To begin with, this book was action-packed. A plane with one hundred and forty-three other passengers on board bound for New York. What they and the crew didn't know is that tragedy would strike soon except their pilot, Bill Hoffman, who's received a threat after the plane is in midair that his family is held hostage at their own house. Bill's choice is simple, according to the (Middle Eastern) kidnapper named Sam that all he has to do is to crash his plane or his family will die. Bill not only has to make this tough choice but he's also not allowed to tell anyone including the crew. On top of it, he may have to kill his co-pilot as instructed. However, Bill does has one reliable crew member in his team and she's none other than Jo, a long-time flight attendant who has a nephew working in the FBI. What will be their plan and would they be able to save everyone and not crash the plane in the end?

The story, though not new, was quite an engaging read but unfortunately I found it rather cliché and unbelievable at times. The characters, though interesting, were often stereotyped and are one-dimensional. However, I did like Jo and find some of her actions brave and commendable. Despite my lukewarm reaction to the book I still find it an entertaining read. I think I'd probably enjoy this a bit more if it was put onscreen and it seems like my wishes are answered according to this source.

It's Year 2022 while writing this and I'd like to take this opportunity to wish everyone a very Happy New Year and may the new year brings you and your family happiness and good health. 

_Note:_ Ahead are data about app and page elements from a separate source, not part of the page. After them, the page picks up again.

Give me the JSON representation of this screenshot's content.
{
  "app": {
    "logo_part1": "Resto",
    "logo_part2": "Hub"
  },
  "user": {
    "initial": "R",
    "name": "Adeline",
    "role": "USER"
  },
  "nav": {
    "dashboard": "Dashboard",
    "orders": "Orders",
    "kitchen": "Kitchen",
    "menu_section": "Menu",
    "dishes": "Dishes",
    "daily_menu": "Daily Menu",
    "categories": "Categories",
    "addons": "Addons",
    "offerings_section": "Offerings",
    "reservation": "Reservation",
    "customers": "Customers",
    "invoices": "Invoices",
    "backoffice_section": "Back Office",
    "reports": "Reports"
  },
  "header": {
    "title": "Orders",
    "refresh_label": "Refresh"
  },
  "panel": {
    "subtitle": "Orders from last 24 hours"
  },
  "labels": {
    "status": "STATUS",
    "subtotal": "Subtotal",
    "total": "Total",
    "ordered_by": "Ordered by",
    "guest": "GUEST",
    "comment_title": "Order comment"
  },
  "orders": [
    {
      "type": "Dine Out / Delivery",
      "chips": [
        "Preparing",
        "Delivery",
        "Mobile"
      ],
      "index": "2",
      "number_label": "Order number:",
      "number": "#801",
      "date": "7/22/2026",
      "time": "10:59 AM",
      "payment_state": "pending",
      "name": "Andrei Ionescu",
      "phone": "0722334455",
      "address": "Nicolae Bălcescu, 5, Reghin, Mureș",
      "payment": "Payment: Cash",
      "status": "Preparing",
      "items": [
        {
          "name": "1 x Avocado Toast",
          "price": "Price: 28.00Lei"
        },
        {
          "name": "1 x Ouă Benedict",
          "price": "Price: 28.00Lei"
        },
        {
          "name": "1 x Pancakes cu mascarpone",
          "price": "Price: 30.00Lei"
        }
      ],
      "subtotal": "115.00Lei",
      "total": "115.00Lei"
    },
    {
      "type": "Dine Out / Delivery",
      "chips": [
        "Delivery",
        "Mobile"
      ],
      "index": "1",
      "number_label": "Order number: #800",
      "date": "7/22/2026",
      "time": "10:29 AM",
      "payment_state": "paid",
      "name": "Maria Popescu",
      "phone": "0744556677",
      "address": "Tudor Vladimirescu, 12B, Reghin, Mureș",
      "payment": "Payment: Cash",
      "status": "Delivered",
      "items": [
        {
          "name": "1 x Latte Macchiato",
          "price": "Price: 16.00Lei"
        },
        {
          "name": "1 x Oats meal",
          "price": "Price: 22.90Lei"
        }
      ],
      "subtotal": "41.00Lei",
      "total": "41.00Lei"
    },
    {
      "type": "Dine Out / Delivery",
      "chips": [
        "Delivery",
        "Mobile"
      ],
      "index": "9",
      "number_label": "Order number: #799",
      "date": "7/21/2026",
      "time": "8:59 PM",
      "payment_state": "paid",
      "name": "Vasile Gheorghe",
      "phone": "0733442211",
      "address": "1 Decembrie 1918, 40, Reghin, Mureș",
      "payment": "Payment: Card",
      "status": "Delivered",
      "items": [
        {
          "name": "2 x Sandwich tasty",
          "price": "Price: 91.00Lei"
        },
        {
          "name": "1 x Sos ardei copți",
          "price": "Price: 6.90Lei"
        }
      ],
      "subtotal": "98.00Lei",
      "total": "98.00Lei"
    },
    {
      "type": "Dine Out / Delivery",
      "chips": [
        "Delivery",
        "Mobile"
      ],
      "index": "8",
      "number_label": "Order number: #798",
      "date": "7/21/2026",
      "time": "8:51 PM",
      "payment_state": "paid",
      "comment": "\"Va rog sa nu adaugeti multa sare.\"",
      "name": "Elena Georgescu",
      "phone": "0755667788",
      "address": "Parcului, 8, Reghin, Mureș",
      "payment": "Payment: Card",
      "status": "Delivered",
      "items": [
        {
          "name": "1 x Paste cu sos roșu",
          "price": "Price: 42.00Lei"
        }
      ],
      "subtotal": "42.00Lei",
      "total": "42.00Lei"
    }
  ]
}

© 2021 Melody's Reading Corner (, All Rights Reserved. If you are reading this post from other site(s), please take note that this post has been stolen and is used without permission.